[[ INPUT MATERIAL, beginning ]]

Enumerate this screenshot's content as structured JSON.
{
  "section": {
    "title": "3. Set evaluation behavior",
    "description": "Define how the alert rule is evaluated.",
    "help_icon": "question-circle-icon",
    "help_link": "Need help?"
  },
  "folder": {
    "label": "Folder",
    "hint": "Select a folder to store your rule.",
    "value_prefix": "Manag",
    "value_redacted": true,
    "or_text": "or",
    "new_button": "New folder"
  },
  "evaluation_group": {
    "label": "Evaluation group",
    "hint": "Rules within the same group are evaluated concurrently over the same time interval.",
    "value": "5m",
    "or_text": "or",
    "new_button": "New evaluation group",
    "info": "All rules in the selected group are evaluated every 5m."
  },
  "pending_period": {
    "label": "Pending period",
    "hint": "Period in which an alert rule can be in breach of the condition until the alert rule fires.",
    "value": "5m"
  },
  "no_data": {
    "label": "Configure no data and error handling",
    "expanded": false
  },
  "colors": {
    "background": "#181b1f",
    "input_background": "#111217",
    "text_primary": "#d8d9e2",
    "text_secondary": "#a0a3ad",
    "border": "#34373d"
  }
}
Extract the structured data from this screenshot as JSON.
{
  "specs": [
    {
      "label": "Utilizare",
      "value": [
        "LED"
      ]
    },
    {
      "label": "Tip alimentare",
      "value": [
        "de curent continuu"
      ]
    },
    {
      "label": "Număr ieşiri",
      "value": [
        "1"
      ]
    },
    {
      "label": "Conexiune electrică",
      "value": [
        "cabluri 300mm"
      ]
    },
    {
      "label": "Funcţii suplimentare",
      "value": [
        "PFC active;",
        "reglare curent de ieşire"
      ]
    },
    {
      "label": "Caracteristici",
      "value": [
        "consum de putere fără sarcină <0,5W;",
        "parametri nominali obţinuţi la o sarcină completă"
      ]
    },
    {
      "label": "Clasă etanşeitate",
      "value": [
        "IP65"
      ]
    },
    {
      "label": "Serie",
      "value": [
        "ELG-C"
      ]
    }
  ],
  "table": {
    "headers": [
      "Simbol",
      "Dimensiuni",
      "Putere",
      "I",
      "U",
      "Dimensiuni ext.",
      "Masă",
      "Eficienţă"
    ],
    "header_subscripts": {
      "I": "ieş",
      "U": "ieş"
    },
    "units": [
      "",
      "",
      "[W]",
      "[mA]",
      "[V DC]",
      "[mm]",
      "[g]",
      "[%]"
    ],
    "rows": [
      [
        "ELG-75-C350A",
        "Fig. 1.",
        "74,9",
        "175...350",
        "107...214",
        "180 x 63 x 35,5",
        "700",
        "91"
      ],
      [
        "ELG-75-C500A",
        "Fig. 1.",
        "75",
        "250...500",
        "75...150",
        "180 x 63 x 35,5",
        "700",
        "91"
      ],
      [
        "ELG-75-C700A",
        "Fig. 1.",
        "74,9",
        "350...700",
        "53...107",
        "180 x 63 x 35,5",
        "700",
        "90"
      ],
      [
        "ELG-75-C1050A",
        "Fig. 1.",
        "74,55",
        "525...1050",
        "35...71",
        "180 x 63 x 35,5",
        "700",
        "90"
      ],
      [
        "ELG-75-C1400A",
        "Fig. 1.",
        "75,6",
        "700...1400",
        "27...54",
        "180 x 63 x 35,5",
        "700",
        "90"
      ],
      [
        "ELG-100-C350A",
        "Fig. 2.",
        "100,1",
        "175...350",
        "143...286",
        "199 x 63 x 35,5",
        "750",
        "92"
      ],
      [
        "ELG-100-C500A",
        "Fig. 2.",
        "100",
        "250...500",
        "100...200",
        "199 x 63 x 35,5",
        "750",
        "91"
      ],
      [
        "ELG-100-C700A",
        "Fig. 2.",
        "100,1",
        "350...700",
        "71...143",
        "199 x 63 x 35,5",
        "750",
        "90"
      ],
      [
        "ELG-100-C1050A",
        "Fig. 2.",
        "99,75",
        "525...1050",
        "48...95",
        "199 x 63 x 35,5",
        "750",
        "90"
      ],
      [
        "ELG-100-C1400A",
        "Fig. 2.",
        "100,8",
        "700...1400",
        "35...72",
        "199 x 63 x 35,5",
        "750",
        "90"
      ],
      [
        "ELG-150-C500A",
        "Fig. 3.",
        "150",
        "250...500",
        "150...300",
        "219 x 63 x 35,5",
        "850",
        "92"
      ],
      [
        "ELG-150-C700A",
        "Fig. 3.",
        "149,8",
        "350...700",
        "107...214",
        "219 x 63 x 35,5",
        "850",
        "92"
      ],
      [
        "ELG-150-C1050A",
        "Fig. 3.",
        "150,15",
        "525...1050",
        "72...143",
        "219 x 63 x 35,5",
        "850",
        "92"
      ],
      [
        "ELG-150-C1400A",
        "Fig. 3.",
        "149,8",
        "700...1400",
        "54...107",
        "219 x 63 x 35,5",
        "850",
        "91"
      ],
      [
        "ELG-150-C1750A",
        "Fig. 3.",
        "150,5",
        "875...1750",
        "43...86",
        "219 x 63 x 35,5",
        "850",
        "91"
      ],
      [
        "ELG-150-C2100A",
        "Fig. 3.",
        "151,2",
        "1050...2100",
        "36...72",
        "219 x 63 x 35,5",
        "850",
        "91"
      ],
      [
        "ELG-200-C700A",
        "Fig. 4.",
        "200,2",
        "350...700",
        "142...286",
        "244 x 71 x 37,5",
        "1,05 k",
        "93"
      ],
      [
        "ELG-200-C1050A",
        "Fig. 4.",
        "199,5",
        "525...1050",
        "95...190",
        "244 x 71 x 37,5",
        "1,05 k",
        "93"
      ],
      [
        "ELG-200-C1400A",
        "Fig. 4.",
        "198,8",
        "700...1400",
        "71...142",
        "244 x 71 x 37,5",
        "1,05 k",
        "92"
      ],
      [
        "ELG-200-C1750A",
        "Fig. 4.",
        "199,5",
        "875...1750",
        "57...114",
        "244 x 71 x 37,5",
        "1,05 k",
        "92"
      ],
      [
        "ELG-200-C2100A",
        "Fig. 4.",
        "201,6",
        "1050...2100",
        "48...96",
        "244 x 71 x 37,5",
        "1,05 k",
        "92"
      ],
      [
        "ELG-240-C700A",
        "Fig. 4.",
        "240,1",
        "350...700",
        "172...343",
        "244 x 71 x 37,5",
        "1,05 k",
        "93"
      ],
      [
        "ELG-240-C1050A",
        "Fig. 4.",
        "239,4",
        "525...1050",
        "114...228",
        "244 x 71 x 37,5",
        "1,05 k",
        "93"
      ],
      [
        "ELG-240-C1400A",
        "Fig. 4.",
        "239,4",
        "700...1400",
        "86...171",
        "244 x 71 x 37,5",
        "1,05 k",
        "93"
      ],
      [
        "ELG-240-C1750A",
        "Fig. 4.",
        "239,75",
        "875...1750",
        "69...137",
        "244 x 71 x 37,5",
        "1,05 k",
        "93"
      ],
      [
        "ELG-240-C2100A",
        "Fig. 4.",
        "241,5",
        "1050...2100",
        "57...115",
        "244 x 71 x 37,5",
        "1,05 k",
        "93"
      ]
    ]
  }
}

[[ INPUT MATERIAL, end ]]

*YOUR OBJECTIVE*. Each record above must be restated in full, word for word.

*ANSWER BOX*.
Enumerate this screenshot's content as structured JSON.
{
  "section": {
    "title": "3. Set evaluation behavior",
    "description": "Define how the alert rule is evaluated.",
    "help_icon": "question-circle-icon",
    "help_link": "Need help?"
  },
  "folder": {
    "label": "Folder",
    "hint": "Select a folder to store your rule.",
    "value_prefix": "Manag",
    "value_redacted": true,
    "or_text": "or",
    "new_button": "New folder"
  },
  "evaluation_group": {
    "label": "Evaluation group",
    "hint": "Rules within the same group are evaluated concurrently over the same time interval.",
    "value": "5m",
    "or_text": "or",
    "new_button": "New evaluation group",
    "info": "All rules in the selected group are evaluated every 5m."
  },
  "pending_period": {
    "label": "Pending period",
    "hint": "Period in which an alert rule can be in breach of the condition until the alert rule fires.",
    "value": "5m"
  },
  "no_data": {
    "label": "Configure no data and error handling",
    "expanded": false
  },
  "colors": {
    "background": "#181b1f",
    "input_background": "#111217",
    "text_primary": "#d8d9e2",
    "text_secondary": "#a0a3ad",
    "border": "#34373d"
  }
}
Extract the structured data from this screenshot as JSON.
{
  "specs": [
    {
      "label": "Utilizare",
      "value": [
        "LED"
      ]
    },
    {
      "label": "Tip alimentare",
      "value": [
        "de curent continuu"
      ]
    },
    {
      "label": "Număr ieşiri",
      "value": [
        "1"
      ]
    },
    {
      "label": "Conexiune electrică",
      "value": [
        "cabluri 300mm"
      ]
    },
    {
      "label": "Funcţii suplimentare",
      "value": [
        "PFC active;",
        "reglare curent de ieşire"
      ]
    },
    {
      "label": "Caracteristici",
      "value": [
        "consum de putere fără sarcină <0,5W;",
        "parametri nominali obţinuţi la o sarcină completă"
      ]
    },
    {
      "label": "Clasă etanşeitate",
      "value": [
        "IP65"
      ]
    },
    {
      "label": "Serie",
      "value": [
        "ELG-C"
      ]
    }
  ],
  "table": {
    "headers": [
      "Simbol",
      "Dimensiuni",
      "Putere",
      "I",
      "U",
      "Dimensiuni ext.",
      "Masă",
      "Eficienţă"
    ],
    "header_subscripts": {
      "I": "ieş",
      "U": "ieş"
    },
    "units": [
      "",
      "",
      "[W]",
      "[mA]",
      "[V DC]",
      "[mm]",
      "[g]",
      "[%]"
    ],
    "rows": [
      [
        "ELG-75-C350A",
        "Fig. 1.",
        "74,9",
        "175...350",
        "107...214",
        "180 x 63 x 35,5",
        "700",
        "91"
      ],
      [
        "ELG-75-C500A",
        "Fig. 1.",
        "75",
        "250...500",
        "75...150",
        "180 x 63 x 35,5",
        "700",
        "91"
      ],
      [
        "ELG-75-C700A",
        "Fig. 1.",
        "74,9",
        "350...700",
        "53...107",
        "180 x 63 x 35,5",
        "700",
        "90"
      ],
      [
        "ELG-75-C1050A",
        "Fig. 1.",
        "74,55",
        "525...1050",
        "35...71",
        "180 x 63 x 35,5",
        "700",
        "90"
      ],
      [
        "ELG-75-C1400A",
        "Fig. 1.",
        "75,6",
        "700...1400",
        "27...54",
        "180 x 63 x 35,5",
        "700",
        "90"
      ],
      [
        "ELG-100-C350A",
        "Fig. 2.",
        "100,1",
        "175...350",
        "143...286",
        "199 x 63 x 35,5",
        "750",
        "92"
      ],
      [
        "ELG-100-C500A",
        "Fig. 2.",
        "100",
        "250...500",
        "100...200",
        "199 x 63 x 35,5",
        "750",
        "91"
      ],
      [
        "ELG-100-C700A",
        "Fig. 2.",
        "100,1",
        "350...700",
        "71...143",
        "199 x 63 x 35,5",
        "750",
        "90"
      ],
      [
        "ELG-100-C1050A",
        "Fig. 2.",
        "99,75",
        "525...1050",
        "48...95",
        "199 x 63 x 35,5",
        "750",
        "90"
      ],
      [
        "ELG-100-C1400A",
        "Fig. 2.",
        "100,8",
        "700...1400",
        "35...72",
        "199 x 63 x 35,5",
        "750",
        "90"
      ],
      [
        "ELG-150-C500A",
        "Fig. 3.",
        "150",
        "250...500",
        "150...300",
        "219 x 63 x 35,5",
        "850",
        "92"
      ],
      [
        "ELG-150-C700A",
        "Fig. 3.",
        "149,8",
        "350...700",
        "107...214",
        "219 x 63 x 35,5",
        "850",
        "92"
      ],
      [
        "ELG-150-C1050A",
        "Fig. 3.",
        "150,15",
        "525...1050",
        "72...143",
        "219 x 63 x 35,5",
        "850",
        "92"
      ],
      [
        "ELG-150-C1400A",
        "Fig. 3.",
        "149,8",
        "700...1400",
        "54...107",
        "219 x 63 x 35,5",
        "850",
        "91"
      ],
      [
        "ELG-150-C1750A",
        "Fig. 3.",
        "150,5",
        "875...1750",
        "43...86",
        "219 x 63 x 35,5",
        "850",
        "91"
      ],
      [
        "ELG-150-C2100A",
        "Fig. 3.",
        "151,2",
        "1050...2100",
        "36...72",
        "219 x 63 x 35,5",
        "850",
        "91"
      ],
      [
        "ELG-200-C700A",
        "Fig. 4.",
        "200,2",
        "350...700",
        "142...286",
        "244 x 71 x 37,5",
        "1,05 k",
        "93"
      ],
      [
        "ELG-200-C1050A",
        "Fig. 4.",
        "199,5",
        "525...1050",
        "95...190",
        "244 x 71 x 37,5",
        "1,05 k",
        "93"
      ],
      [
        "ELG-200-C1400A",
        "Fig. 4.",
        "198,8",
        "700...1400",
        "71...142",
        "244 x 71 x 37,5",
        "1,05 k",
        "92"
      ],
      [
        "ELG-200-C1750A",
        "Fig. 4.",
        "199,5",
        "875...1750",
        "57...114",
        "244 x 71 x 37,5",
        "1,05 k",
        "92"
      ],
      [
        "ELG-200-C2100A",
        "Fig. 4.",
        "201,6",
        "1050...2100",
        "48...96",
        "244 x 71 x 37,5",
        "1,05 k",
        "92"
      ],
      [
        "ELG-240-C700A",
        "Fig. 4.",
        "240,1",
        "350...700",
        "172...343",
        "244 x 71 x 37,5",
        "1,05 k",
        "93"
      ],
      [
        "ELG-240-C1050A",
        "Fig. 4.",
        "239,4",
        "525...1050",
        "114...228",
        "244 x 71 x 37,5",
        "1,05 k",
        "93"
      ],
      [
        "ELG-240-C1400A",
        "Fig. 4.",
        "239,4",
        "700...1400",
        "86...171",
        "244 x 71 x 37,5",
        "1,05 k",
        "93"
      ],
      [
        "ELG-240-C1750A",
        "Fig. 4.",
        "239,75",
        "875...1750",
        "69...137",
        "244 x 71 x 37,5",
        "1,05 k",
        "93"
      ],
      [
        "ELG-240-C2100A",
        "Fig. 4.",
        "241,5",
        "1050...2100",
        "57...115",
        "244 x 71 x 37,5",
        "1,05 k",
        "93"
      ]
    ]
  }
}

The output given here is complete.